### RECORDS PROVIDED

--- START ---

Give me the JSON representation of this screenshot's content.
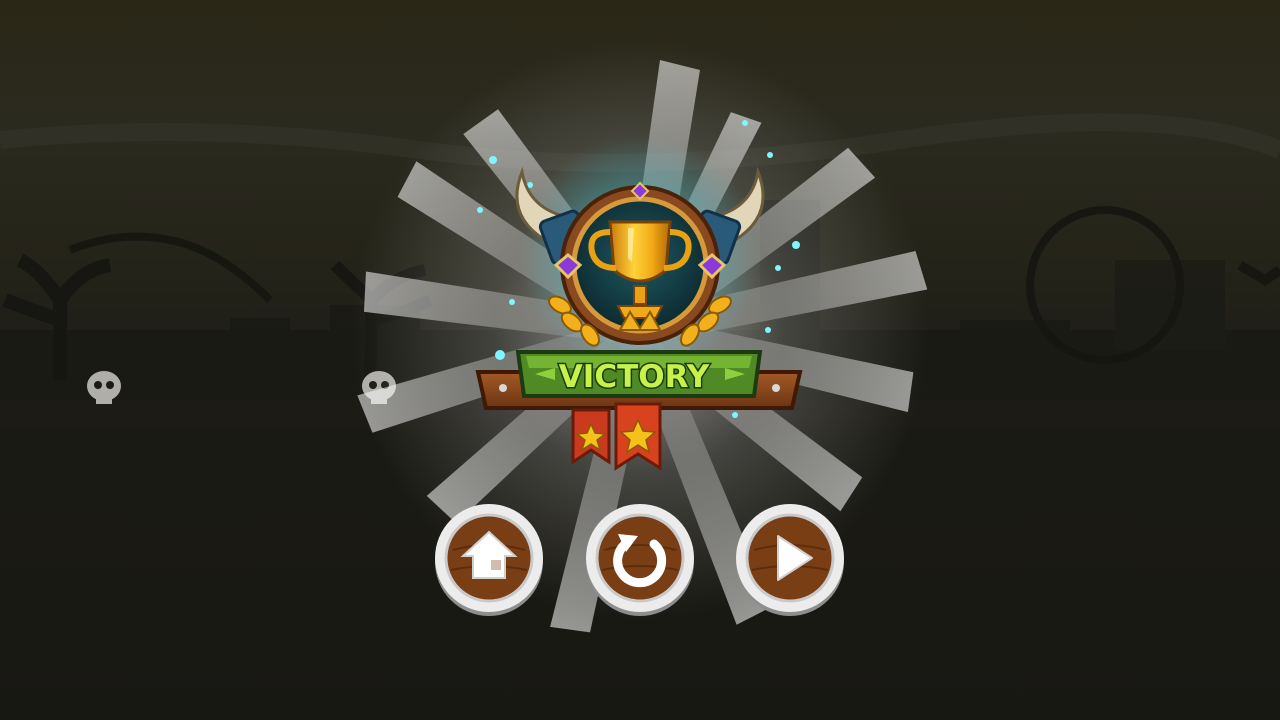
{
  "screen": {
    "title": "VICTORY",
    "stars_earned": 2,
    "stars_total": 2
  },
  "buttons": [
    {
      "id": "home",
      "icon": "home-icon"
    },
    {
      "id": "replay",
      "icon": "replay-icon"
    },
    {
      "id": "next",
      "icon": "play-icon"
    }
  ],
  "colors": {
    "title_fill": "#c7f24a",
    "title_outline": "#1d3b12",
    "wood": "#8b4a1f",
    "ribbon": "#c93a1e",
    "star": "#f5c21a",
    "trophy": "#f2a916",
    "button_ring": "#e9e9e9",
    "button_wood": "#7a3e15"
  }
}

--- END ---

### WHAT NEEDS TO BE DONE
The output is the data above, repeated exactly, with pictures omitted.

### OUTPUT OF THE TASK
Give me the JSON representation of this screenshot's content.
{
  "screen": {
    "title": "VICTORY",
    "stars_earned": 2,
    "stars_total": 2
  },
  "buttons": [
    {
      "id": "home",
      "icon": "home-icon"
    },
    {
      "id": "replay",
      "icon": "replay-icon"
    },
    {
      "id": "next",
      "icon": "play-icon"
    }
  ],
  "colors": {
    "title_fill": "#c7f24a",
    "title_outline": "#1d3b12",
    "wood": "#8b4a1f",
    "ribbon": "#c93a1e",
    "star": "#f5c21a",
    "trophy": "#f2a916",
    "button_ring": "#e9e9e9",
    "button_wood": "#7a3e15"
  }
}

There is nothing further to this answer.